* WHAT THE EXERCISE ASKS:
In the entries that follow, count each line containing "Wireframe" and state the total, nothing more.

* THE DATA:
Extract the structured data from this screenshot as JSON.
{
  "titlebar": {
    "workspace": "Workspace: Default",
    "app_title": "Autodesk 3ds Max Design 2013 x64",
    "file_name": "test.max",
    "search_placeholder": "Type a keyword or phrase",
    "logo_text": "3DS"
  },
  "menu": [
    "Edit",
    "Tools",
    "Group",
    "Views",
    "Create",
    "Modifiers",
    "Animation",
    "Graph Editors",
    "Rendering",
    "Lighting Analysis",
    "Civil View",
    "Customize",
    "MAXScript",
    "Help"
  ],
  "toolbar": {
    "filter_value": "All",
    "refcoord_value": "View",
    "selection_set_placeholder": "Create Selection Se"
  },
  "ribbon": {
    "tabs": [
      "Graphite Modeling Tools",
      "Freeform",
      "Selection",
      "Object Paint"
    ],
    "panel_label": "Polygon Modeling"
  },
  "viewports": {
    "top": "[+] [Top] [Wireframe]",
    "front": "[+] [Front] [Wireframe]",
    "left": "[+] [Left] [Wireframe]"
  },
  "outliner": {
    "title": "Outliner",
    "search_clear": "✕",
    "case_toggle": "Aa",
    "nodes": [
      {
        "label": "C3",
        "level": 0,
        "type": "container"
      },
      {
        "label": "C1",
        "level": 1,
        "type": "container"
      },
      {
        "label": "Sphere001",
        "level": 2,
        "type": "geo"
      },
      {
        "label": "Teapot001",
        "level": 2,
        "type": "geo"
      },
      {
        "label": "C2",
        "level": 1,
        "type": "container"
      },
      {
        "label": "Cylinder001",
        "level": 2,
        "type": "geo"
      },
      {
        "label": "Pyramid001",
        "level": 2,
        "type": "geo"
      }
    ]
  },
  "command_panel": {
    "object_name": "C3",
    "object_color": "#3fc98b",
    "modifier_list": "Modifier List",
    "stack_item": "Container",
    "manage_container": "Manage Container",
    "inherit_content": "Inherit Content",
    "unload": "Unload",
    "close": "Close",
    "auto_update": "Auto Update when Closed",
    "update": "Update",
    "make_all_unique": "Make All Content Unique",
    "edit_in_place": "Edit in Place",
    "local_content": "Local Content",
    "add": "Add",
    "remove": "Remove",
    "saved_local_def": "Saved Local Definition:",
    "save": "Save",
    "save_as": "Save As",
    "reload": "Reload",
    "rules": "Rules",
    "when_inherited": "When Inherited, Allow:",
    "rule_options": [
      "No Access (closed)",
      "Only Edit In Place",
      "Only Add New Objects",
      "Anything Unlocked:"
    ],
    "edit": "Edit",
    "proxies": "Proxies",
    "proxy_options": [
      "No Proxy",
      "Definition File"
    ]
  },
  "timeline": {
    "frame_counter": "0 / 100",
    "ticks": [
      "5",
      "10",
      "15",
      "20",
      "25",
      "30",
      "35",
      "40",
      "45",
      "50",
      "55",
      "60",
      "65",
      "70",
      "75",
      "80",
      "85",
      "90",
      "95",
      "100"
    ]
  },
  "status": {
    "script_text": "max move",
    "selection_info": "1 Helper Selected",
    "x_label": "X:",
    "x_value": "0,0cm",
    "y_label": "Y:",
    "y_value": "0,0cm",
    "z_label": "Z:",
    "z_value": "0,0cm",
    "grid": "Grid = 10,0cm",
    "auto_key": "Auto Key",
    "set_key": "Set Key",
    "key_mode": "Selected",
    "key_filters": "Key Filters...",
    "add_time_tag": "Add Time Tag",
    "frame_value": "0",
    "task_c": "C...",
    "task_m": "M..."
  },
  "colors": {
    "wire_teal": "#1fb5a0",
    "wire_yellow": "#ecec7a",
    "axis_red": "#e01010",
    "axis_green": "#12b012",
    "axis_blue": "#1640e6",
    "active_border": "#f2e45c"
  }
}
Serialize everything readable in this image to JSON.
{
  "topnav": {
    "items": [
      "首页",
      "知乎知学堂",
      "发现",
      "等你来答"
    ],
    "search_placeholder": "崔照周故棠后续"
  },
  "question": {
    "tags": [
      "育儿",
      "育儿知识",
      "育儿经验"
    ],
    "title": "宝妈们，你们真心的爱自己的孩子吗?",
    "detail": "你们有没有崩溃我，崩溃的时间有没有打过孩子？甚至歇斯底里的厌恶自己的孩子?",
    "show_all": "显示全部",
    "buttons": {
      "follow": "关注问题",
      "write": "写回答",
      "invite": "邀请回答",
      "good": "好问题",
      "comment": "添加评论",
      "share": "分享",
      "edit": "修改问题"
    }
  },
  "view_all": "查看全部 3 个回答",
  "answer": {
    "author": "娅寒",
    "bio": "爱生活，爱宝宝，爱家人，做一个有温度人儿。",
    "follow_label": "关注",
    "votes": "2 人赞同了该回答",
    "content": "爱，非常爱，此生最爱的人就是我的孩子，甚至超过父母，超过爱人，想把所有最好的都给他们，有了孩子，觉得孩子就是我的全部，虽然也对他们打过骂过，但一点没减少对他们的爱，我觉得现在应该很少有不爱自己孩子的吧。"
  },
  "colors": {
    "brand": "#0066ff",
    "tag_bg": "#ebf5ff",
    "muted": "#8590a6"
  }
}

* ANSWER TO THE PROBLEM:
3